A mysterious tall guy who speaks Spanish is always standing and wandering mumbling things in his own language that try to explain a lot. A prostitute who lives besides Alex goes out every night and does this with a different outfit (nurse, police officer). Bootzin observes quietly, slowly. His camera is omnipresent and not at all ambitious; it lays back, creates the environment, and moves faster in a very funny scene where every inhabitant does his thing rapidly. His edition is quick and easy; it leaves a lot to desire.
Bootzin's screenplay, which he wrote alongside a female colleague, is flexible as life itself. It allows us to watch his characters sitting down in the porch with a cup of hot coffee at 10 a.m. in the morning. It allows us to see how culture and education influence a relationship; because Lori went to the army and Alex paints, and Lori doesn't know how Jackson Pollack was. In fact, as Ray correctly observes: "Nobody knows who Jackson Pollack was".

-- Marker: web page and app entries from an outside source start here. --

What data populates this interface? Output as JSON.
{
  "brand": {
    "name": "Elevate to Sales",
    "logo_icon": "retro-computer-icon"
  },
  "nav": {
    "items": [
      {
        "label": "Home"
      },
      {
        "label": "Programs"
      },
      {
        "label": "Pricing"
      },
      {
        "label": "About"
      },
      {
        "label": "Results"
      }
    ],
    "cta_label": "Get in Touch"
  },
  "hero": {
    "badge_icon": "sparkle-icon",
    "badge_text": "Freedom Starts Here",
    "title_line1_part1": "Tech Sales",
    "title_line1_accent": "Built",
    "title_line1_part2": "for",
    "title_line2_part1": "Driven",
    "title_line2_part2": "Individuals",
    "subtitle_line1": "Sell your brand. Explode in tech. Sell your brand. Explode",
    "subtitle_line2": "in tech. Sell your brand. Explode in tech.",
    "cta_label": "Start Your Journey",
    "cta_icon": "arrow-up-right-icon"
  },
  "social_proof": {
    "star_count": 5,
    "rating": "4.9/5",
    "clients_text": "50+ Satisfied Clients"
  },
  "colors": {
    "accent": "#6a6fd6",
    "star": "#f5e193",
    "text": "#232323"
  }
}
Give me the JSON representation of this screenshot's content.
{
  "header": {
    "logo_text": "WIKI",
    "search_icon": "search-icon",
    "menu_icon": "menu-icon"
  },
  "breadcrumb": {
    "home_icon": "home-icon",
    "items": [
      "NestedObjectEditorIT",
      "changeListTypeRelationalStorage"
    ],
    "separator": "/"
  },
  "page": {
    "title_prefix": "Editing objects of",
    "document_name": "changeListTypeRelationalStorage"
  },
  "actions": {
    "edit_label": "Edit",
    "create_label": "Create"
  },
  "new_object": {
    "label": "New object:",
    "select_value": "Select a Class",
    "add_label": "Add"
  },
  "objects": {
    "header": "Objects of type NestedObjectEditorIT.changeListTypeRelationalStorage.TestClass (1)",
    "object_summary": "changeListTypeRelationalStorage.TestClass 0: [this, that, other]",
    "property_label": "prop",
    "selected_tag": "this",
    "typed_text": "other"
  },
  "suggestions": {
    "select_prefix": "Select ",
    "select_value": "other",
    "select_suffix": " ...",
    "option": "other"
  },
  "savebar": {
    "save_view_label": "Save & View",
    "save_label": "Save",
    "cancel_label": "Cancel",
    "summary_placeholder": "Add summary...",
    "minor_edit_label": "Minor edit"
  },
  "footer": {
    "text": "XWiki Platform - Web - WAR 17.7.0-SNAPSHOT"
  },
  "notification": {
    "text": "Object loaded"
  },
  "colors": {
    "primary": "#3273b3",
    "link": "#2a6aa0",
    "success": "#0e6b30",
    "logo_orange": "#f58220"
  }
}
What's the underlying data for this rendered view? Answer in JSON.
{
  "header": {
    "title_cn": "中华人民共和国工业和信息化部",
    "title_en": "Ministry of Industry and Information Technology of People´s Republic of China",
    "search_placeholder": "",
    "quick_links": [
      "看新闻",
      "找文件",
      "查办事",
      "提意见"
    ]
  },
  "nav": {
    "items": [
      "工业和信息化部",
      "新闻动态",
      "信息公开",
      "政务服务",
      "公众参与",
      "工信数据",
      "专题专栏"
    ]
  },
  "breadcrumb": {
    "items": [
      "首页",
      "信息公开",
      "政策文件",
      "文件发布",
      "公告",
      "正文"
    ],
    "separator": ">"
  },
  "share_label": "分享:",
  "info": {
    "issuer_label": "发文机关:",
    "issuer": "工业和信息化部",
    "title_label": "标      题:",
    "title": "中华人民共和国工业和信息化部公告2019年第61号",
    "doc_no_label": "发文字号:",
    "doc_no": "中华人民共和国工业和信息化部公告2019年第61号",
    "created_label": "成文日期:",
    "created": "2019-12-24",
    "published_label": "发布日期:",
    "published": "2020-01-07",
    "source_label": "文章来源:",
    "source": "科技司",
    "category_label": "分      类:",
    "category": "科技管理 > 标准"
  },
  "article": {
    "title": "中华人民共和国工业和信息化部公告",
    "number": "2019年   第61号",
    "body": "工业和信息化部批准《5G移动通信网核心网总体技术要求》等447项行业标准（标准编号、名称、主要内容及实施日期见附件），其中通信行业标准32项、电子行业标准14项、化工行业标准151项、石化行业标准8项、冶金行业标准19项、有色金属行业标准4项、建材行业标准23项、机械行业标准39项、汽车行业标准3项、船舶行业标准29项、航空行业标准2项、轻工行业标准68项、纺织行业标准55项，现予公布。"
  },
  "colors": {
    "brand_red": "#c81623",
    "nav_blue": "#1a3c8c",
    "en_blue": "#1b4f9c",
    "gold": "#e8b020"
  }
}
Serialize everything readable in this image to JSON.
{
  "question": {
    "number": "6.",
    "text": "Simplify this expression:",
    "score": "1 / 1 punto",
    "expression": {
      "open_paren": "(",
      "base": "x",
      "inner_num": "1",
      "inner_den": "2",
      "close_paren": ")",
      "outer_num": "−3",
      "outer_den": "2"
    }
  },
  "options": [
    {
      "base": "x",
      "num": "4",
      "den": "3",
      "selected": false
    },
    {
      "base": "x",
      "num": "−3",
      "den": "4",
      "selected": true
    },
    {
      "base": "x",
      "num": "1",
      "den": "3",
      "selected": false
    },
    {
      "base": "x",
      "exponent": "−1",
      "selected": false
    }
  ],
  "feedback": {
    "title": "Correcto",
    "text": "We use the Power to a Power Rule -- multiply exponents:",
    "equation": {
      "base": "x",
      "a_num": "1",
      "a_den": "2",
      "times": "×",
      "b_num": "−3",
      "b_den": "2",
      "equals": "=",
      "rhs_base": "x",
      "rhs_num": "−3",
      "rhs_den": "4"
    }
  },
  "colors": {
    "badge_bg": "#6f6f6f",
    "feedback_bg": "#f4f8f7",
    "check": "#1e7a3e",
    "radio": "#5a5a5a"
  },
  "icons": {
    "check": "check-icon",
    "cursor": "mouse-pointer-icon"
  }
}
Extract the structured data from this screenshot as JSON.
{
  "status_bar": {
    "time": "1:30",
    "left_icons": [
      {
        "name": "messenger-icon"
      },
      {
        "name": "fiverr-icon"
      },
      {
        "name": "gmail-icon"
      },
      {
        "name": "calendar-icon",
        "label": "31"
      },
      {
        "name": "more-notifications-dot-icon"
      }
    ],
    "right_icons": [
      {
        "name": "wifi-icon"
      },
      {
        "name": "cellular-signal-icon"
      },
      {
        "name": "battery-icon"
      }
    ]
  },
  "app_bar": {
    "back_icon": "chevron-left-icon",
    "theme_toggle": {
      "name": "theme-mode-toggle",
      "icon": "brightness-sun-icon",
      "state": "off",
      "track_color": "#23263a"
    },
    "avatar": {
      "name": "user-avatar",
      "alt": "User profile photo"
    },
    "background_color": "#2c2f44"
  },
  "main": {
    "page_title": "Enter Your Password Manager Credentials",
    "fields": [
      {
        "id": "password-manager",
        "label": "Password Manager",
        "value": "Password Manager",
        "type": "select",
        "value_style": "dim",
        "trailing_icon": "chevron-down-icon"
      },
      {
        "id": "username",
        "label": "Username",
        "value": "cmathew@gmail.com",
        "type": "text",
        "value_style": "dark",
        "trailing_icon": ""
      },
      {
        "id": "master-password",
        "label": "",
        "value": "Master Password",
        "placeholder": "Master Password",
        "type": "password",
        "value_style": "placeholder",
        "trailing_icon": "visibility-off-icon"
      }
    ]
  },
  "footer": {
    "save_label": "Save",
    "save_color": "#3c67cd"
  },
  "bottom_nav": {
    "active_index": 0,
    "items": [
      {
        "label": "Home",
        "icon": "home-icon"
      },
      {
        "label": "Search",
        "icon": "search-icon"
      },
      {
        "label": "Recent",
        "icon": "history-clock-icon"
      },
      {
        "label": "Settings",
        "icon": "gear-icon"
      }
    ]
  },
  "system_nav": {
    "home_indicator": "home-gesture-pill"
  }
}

This artistic side of the main character played by Ruffalo, which seems to be the core of the character piece, is not extensively developed. His painting is, as many say, "soulless"; or at least at the beginning, because then Alex finds the artistry inside his feelings.
Even when in the end every character has a big smile in their face, the music inspires happiness and the whole ride has been pleasant, there's a feeling of disappointment. A feeling related to things that could have been present but weren't; to a depth that was intended but didn't appeared.
- Mar 12, 2006